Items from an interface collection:
Start of Block
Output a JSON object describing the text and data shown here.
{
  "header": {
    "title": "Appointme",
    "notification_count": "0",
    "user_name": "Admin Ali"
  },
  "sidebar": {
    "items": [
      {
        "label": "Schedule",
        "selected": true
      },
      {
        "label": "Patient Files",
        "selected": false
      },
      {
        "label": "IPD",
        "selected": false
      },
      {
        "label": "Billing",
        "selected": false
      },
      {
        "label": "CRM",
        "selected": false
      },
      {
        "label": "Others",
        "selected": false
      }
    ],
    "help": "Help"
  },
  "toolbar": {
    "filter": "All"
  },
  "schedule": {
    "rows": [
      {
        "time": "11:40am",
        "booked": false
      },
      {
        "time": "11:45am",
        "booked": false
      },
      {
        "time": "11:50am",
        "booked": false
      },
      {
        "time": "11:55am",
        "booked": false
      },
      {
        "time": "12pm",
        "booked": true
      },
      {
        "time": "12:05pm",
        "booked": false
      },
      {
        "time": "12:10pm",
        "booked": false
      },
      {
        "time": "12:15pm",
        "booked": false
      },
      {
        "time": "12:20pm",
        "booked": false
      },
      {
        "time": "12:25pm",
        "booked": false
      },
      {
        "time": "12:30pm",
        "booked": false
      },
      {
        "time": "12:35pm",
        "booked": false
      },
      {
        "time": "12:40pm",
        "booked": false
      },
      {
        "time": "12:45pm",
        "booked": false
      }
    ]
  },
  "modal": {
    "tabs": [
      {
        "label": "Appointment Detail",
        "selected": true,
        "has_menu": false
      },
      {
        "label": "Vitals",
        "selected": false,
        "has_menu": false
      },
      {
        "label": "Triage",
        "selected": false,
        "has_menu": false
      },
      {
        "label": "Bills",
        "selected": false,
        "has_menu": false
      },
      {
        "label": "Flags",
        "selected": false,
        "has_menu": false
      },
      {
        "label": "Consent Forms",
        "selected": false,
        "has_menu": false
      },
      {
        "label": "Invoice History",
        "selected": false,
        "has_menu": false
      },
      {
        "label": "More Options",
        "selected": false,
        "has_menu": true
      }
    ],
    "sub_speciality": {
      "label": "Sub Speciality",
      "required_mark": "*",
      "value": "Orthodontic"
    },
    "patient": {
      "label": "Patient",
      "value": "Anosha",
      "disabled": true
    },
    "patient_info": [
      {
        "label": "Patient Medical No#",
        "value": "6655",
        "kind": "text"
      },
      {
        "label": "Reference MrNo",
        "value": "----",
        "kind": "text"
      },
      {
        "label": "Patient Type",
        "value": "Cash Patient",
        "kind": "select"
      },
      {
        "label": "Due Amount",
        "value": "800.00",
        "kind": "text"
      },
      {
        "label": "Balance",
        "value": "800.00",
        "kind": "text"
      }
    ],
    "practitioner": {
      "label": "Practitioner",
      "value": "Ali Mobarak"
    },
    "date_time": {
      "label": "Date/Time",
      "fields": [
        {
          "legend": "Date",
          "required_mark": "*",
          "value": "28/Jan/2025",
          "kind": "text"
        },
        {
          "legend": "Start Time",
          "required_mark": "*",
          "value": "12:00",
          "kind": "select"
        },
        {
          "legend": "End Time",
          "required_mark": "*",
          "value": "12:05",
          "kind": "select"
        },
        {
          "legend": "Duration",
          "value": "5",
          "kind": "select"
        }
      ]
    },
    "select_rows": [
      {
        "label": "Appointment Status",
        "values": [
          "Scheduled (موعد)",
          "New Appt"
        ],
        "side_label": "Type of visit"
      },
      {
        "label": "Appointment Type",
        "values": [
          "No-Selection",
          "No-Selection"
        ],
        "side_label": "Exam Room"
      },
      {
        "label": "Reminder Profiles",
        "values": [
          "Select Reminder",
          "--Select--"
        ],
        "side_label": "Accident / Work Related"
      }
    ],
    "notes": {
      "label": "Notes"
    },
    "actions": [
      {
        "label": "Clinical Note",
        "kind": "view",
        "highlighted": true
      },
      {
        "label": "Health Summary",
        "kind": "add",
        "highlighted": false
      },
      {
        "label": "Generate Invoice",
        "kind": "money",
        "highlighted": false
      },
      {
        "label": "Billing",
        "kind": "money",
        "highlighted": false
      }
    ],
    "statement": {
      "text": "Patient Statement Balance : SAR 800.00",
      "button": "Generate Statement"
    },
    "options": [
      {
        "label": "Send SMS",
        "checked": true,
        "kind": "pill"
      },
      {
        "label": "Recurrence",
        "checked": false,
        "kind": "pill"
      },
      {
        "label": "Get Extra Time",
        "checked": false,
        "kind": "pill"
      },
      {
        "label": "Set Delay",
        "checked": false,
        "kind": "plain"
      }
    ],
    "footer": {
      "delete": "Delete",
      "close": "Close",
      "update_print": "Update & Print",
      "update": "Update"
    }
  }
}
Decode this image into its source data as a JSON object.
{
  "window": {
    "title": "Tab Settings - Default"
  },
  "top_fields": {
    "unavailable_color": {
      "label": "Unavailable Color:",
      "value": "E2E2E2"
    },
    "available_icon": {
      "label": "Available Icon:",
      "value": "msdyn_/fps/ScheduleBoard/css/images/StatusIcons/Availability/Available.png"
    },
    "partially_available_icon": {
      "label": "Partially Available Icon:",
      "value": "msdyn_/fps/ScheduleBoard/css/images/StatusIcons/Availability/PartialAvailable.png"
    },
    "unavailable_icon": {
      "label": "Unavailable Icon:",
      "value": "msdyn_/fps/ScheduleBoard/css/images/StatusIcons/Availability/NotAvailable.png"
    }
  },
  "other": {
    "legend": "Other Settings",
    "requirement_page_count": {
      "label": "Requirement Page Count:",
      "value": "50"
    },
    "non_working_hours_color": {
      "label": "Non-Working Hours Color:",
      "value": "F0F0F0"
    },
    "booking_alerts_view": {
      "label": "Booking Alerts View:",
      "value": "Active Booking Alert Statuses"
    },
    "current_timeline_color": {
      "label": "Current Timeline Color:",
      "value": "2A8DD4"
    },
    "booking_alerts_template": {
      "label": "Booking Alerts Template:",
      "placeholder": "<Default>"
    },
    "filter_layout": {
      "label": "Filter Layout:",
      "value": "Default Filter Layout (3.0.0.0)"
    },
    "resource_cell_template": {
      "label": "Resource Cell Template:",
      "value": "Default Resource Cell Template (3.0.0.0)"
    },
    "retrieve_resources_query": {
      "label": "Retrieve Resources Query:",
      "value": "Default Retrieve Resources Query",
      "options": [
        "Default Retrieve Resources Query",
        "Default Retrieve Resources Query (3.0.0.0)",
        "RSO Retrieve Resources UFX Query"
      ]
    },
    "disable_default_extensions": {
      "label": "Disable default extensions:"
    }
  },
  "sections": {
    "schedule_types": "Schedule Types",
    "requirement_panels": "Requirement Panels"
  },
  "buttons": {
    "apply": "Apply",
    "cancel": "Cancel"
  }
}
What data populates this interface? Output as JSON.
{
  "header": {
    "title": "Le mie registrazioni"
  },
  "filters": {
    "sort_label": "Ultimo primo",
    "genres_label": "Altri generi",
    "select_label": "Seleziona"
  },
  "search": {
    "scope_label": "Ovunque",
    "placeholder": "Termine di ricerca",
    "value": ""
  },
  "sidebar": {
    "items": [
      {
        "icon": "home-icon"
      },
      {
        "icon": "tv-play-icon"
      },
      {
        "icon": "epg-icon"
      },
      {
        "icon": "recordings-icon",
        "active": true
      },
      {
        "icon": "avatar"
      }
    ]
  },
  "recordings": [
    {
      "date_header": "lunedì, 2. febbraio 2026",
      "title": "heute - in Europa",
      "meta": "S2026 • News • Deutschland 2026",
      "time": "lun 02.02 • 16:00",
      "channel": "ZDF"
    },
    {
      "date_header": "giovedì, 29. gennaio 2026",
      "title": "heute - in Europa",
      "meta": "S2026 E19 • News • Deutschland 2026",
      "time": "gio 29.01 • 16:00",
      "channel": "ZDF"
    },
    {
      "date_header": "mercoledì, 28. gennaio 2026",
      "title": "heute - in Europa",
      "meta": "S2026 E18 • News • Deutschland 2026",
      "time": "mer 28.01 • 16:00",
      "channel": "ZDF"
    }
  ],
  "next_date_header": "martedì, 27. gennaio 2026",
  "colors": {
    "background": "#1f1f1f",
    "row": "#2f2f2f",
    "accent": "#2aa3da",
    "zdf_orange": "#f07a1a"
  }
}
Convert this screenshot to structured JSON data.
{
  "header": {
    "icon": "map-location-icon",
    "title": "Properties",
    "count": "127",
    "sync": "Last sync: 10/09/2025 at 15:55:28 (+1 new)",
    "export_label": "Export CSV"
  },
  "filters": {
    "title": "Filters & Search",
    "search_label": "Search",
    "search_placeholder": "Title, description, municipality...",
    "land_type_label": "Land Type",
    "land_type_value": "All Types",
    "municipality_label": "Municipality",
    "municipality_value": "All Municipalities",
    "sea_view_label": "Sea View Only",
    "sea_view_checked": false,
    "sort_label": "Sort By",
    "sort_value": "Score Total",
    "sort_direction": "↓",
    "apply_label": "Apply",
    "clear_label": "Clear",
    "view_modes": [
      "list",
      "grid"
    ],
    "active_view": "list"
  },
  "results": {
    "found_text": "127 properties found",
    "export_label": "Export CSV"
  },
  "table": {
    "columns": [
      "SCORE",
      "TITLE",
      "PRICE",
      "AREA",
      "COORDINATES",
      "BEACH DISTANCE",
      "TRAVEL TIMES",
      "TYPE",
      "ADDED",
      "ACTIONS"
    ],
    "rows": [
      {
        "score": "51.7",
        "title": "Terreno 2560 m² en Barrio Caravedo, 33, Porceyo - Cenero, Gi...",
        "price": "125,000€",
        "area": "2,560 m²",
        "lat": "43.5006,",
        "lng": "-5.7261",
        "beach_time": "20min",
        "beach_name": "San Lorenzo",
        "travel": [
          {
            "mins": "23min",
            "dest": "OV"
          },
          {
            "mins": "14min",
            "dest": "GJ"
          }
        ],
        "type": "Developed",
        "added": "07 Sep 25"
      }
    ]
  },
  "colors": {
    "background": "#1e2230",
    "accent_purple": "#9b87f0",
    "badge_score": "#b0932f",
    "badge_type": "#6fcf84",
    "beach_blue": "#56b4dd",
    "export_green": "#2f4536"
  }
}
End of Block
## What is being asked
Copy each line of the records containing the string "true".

## Result
        "selected": true
        "booked": true
        "selected": true,
        "has_menu": true
      "disabled": true
        "highlighted": true
        "checked": true,
        "active": true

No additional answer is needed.